The problem with Twitter has never been the display ads, the electronic equivalents of billboards. It’s the tweets and retweets, the fake news and the vicious abuse.

Social media has been weaponised.

Infowar! Huh! What is it good for?

Profits!

This is disturbing, to say the least. As the Cambridge Analytica scandal rumbles on, here’s Adam Ramsay’s view of “what happens when you privatise military propaganda”:

If you privatise war, don’t be surprised if military firms start using the tools of war on ‘their own’ side. When Eisenhower warned of the Military Industrial Complex, he was thinking about physical weapons. But, just as unregulated semi-automatics invented for soldiers end up going off in American schools, it shouldn’t be any kind of surprise that the weapons of information war are going off in Anglo-American votes.

I’ll take the quiet life

I’m doing something I should probably do more often: unfollowing a lot of people on social media. It’s not that they’re bad people. Quite the opposite. It’s that unfortunately good people often share bad things.

I block or filter out a lot of people on Twitter and other networks: nazis, bigots, people who point at planes, men’s rights activists, accounts sharing overly graphic images of cruelty, and arseholes of various kinds. And the reason I block them is because they post things I don’t want to see or read.

Unfortunately, many of the people I follow take screenshots of those things and post them online, thereby making me look at the very worst examples of the things I don’t want to see.

They’re doing it for good reasons, such as battling bigotry or cruelty. But they’re doing it in a way that forces me to see things I don’t want to see: the way social media works is that when they post it, it’s injected straight into my timeline whether I want it or not.

In effect, it overrides my choice. I’ve said “I don’t want to see this”, and the social network says “I’m going to show it to you anyway, again and again.”

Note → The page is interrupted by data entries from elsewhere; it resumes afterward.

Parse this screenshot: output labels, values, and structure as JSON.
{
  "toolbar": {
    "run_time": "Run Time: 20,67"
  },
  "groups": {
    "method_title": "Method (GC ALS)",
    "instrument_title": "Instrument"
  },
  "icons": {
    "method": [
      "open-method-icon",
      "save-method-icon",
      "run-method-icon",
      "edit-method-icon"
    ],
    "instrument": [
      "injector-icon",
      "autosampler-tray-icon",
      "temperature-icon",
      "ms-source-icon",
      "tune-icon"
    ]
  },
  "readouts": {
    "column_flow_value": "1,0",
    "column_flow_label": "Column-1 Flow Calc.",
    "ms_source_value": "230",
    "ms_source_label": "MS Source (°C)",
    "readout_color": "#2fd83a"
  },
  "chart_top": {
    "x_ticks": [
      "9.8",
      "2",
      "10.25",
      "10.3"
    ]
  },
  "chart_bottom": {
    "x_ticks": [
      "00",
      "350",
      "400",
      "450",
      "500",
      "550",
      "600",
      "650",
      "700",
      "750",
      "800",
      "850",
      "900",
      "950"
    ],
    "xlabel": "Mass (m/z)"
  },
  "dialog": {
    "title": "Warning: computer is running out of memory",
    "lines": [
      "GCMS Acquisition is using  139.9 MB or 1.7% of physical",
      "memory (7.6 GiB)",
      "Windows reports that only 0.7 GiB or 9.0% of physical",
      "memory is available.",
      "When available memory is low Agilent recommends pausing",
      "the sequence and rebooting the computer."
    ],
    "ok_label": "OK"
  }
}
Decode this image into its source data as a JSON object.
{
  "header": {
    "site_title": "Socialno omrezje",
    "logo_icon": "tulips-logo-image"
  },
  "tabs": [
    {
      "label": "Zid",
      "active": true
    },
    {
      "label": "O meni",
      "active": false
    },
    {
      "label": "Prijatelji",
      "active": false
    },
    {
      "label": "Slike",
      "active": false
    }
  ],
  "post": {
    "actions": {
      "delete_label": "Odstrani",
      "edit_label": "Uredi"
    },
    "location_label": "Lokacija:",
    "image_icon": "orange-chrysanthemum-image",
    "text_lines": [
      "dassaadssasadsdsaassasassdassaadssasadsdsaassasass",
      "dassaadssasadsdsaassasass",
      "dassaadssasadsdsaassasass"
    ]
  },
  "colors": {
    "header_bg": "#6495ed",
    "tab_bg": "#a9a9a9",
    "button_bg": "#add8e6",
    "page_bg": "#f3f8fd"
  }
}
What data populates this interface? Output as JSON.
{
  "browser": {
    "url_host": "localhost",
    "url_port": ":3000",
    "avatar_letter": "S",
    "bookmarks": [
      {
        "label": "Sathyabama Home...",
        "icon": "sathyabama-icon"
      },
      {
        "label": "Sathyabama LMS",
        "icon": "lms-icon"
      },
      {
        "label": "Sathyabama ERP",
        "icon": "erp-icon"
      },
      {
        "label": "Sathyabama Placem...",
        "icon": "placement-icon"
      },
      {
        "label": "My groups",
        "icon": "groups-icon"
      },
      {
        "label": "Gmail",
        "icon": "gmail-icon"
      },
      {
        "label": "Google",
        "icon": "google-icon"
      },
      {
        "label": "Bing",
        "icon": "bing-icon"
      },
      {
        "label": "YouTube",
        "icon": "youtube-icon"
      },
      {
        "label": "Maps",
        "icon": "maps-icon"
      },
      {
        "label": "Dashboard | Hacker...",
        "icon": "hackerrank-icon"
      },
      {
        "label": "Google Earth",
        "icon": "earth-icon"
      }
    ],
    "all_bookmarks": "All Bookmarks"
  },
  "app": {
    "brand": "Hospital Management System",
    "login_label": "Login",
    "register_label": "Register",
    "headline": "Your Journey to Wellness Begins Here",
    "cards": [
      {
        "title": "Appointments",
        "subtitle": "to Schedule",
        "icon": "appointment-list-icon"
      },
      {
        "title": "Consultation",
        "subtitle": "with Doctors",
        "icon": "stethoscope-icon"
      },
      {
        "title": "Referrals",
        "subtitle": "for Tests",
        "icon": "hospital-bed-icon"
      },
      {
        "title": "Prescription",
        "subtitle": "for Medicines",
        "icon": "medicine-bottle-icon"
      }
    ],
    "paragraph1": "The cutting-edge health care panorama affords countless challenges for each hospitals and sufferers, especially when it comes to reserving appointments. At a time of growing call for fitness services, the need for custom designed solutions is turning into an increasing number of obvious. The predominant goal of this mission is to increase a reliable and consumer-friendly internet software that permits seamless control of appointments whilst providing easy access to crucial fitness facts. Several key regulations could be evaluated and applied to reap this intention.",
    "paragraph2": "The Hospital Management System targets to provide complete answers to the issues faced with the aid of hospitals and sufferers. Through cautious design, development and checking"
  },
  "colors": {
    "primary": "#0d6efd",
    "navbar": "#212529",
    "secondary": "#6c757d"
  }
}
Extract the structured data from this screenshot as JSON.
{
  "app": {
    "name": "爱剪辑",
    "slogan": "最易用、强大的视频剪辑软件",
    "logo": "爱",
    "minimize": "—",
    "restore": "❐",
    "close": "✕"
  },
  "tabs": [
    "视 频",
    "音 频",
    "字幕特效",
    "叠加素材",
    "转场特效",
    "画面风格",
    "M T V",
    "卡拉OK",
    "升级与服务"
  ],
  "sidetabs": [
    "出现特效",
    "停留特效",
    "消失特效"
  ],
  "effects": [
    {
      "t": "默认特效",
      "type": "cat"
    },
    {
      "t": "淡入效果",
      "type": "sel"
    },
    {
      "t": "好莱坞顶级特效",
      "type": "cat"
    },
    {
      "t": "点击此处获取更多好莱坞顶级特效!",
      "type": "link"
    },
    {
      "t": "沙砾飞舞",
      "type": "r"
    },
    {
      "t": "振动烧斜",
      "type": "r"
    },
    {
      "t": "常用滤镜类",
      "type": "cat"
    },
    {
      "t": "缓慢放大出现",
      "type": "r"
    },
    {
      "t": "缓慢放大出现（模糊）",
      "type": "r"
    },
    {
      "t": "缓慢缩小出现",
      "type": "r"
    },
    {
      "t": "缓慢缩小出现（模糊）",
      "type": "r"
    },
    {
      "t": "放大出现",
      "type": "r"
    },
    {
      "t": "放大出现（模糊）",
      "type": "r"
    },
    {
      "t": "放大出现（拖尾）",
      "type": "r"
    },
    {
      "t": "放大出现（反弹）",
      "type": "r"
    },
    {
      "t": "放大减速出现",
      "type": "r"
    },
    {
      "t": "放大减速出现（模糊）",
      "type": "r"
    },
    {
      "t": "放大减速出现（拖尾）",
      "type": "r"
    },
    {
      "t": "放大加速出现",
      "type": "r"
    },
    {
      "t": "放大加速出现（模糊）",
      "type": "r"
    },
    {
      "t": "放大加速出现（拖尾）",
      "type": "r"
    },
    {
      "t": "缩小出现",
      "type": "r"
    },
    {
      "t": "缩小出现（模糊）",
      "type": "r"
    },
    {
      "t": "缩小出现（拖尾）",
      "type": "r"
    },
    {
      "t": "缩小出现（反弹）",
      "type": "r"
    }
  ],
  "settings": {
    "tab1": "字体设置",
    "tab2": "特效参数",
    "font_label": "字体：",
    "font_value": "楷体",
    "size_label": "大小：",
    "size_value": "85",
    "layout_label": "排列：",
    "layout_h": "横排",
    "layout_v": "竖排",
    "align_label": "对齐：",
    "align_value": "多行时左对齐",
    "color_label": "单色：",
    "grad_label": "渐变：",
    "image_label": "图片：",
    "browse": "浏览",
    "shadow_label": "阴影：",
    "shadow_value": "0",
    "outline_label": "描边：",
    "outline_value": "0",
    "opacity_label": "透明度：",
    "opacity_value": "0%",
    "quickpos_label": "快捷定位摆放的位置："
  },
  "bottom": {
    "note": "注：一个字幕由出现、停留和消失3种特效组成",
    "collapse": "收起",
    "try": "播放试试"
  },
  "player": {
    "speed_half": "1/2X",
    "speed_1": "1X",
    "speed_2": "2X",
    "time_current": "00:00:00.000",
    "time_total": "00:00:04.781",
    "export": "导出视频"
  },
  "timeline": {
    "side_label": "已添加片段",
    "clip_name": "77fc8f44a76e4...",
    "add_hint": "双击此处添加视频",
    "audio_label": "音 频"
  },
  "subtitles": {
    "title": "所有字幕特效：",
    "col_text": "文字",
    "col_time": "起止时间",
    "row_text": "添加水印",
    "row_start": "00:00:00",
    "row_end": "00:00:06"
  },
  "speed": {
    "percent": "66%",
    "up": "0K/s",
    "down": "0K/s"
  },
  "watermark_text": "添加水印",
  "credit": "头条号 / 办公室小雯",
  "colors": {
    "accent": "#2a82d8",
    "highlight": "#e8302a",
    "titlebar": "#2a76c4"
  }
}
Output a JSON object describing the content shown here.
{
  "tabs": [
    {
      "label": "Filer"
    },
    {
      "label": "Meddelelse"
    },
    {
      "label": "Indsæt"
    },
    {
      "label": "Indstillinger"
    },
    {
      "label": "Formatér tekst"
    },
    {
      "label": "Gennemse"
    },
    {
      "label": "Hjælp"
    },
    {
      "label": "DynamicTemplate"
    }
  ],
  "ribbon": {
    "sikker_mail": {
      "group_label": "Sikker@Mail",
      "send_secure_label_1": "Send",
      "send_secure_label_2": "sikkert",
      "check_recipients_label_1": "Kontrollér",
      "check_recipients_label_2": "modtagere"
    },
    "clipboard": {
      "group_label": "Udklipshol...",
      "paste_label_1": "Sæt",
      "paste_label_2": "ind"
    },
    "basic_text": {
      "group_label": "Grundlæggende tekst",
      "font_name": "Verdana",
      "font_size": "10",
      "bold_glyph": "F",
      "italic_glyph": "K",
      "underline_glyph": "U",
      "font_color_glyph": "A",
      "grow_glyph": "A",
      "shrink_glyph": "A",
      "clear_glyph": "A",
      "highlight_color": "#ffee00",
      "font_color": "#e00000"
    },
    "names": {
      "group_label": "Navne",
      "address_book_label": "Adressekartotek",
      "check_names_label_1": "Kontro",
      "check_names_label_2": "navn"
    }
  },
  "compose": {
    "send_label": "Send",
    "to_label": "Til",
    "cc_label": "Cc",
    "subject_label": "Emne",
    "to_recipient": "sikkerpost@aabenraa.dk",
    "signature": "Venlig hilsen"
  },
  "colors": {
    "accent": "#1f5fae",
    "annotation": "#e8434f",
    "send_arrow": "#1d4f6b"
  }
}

It’s not that I want to live my life in a bubble, free from any bad news. It’s that there’s a limit to how much time you can spend staring into the abyss every day when you’ve got stuff to do. If you’re not careful on social media, the abyss follows you around all day demanding you stare into it again and again and again.